I keep having to scold on-side, well-intentioned people:
you’re afraid to protest political correctness and other evils on the job and so forth — because you don’t want to lose your dental insurance.
The time has come to choose between your children’s crooked teeth and your children’s crooked minds.
My teeth were crooked, horribly so, my whole life. My upper lip caught on one of my teeth. Every. Time. I. Spoke. But braces were a bougeouis luxury item.
When I turned forty, I couldn’t take it anymore and put my own goddam braces on my own goddamn credit card; they weren’t covered by my then-dental plan anyhow.
Sometimes I still reflexively raise my hand to my mouth when I laugh. I hated hated hated the way I looked.
But I lived.
Your kids will live, too. They might even get something better than straight teeth: respect for their mom or dad for calling “bullshit” on the latest bullshit.
(This is why I’m not 100% on board with the “let’s all have kids to reverse the demography freefall” thing. Having kids turns too many people into sucky sellouts. “Even” conservatives use their kids and some catastrophized imaginary future as an excuse to stay lazy, conformist cowards.)
Now here’s an example, from the left. You call yourself a conservative, but be brutally honest: do you sound like this broad?
Come on. Life is too short and we’re running out of time as it is.
Have some balls.
The game of finding someone to pin the blame on for the US housing market collapse has gone on long enough. Are the bankers responsible? The analysts who didn’t see it coming? The McMansion mums who bought homes that they couldn’t afford?
No. I did it. It was me.
In 2003, I worked for one of those well-meaning organisations that promoted home ownership in low-income communities. Our line – like that of hundreds of non-profit organisations across the US – was that people who bought their own homes could gain increased financial security, freedom from the landlord … the American dream.
But I was not like the people running the organisation. I knew full well that buying a house could be a financial time bomb.

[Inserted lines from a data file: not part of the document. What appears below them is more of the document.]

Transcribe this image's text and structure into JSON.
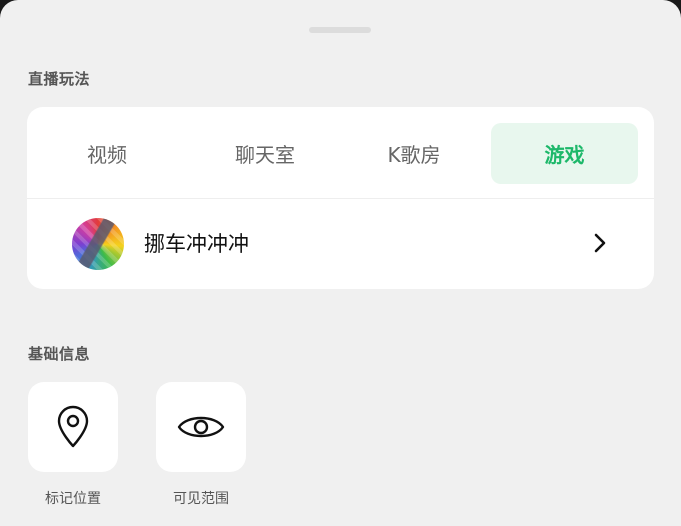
{
  "live_section": {
    "title": "直播玩法",
    "tabs": [
      {
        "label": "视频",
        "active": false
      },
      {
        "label": "聊天室",
        "active": false
      },
      {
        "label": "K歌房",
        "active": false
      },
      {
        "label": "游戏",
        "active": true
      }
    ],
    "game": {
      "name": "挪车冲冲冲",
      "avatar_icon": "game-cover-image",
      "chevron_icon": "chevron-right-icon"
    }
  },
  "basic_section": {
    "title": "基础信息",
    "items": [
      {
        "label": "标记位置",
        "icon": "location-pin-icon"
      },
      {
        "label": "可见范围",
        "icon": "eye-icon"
      }
    ]
  },
  "colors": {
    "accent": "#1db86a",
    "accent_bg": "#e8f7ee",
    "sheet_bg": "#f0f0f0",
    "card_bg": "#ffffff"
  }
}
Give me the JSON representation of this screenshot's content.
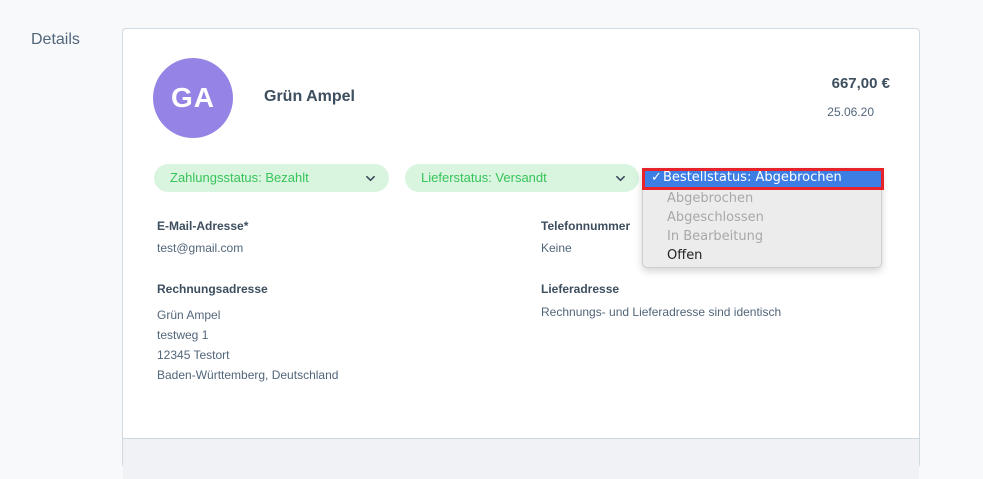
{
  "section": {
    "label": "Details"
  },
  "customer": {
    "initials": "GA",
    "name": "Grün Ampel",
    "avatar_color": "#9584e5"
  },
  "order": {
    "total": "667,00 €",
    "date": "25.06.20"
  },
  "statuses": {
    "payment": "Zahlungsstatus: Bezahlt",
    "delivery": "Lieferstatus: Versandt",
    "pill_bg": "#d9f5df",
    "pill_text": "#37c45a"
  },
  "order_status_dropdown": {
    "selected": "Bestellstatus: Abgebrochen",
    "check": "✓",
    "options": [
      {
        "label": "Abgebrochen",
        "disabled": true
      },
      {
        "label": "Abgeschlossen",
        "disabled": true
      },
      {
        "label": "In Bearbeitung",
        "disabled": true
      },
      {
        "label": "Offen",
        "disabled": false
      }
    ],
    "highlight_color": "#3d7ee5",
    "outline_color": "#e8222b"
  },
  "fields": {
    "email_label": "E-Mail-Adresse*",
    "email_value": "test@gmail.com",
    "phone_label": "Telefonnummer",
    "phone_value": "Keine",
    "billing_label": "Rechnungsadresse",
    "billing_lines": [
      "Grün Ampel",
      "testweg 1",
      "12345 Testort",
      "Baden-Württemberg, Deutschland"
    ],
    "shipping_label": "Lieferadresse",
    "shipping_value": "Rechnungs- und Lieferadresse sind identisch"
  }
}
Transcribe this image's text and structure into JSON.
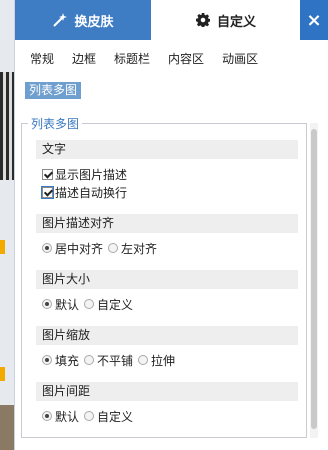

I hadn’t drunk the home-ownership-leads-to-prosperity Kool-Aid. But I had drunk enough cola to rot my teeth. I led people down the road to financial collapse – and I did it for the dental insurance.
So, like any good leftie from a privileged background, I started my job search on idealist.org, where I ran across a posting for an associate position at an Individual Development Account programme in Los Angeles.
Yet people’s finances were worse than I had imagined. Few of our clients even approached the income cap. They tended to have a lot of debt. Encouraging people who had so little to buy what to me was clearly overpriced property was unconscionable, I thought. I decided to quit. I would load up my car and drive back to DC, consequences be damned.
Two weeks after I had started my job, I would take the same type of principled stand that had got me arrested at a protest in the lead-up to the Iraq war, except this time it wouldn’t be futile. I would live my ideals. Of course, this was all in my mind. In reality, my teeth hurt.
But since I was a new employee, I wouldn’t qualify for dental insurance for another three months.
I started giving the financial education classes…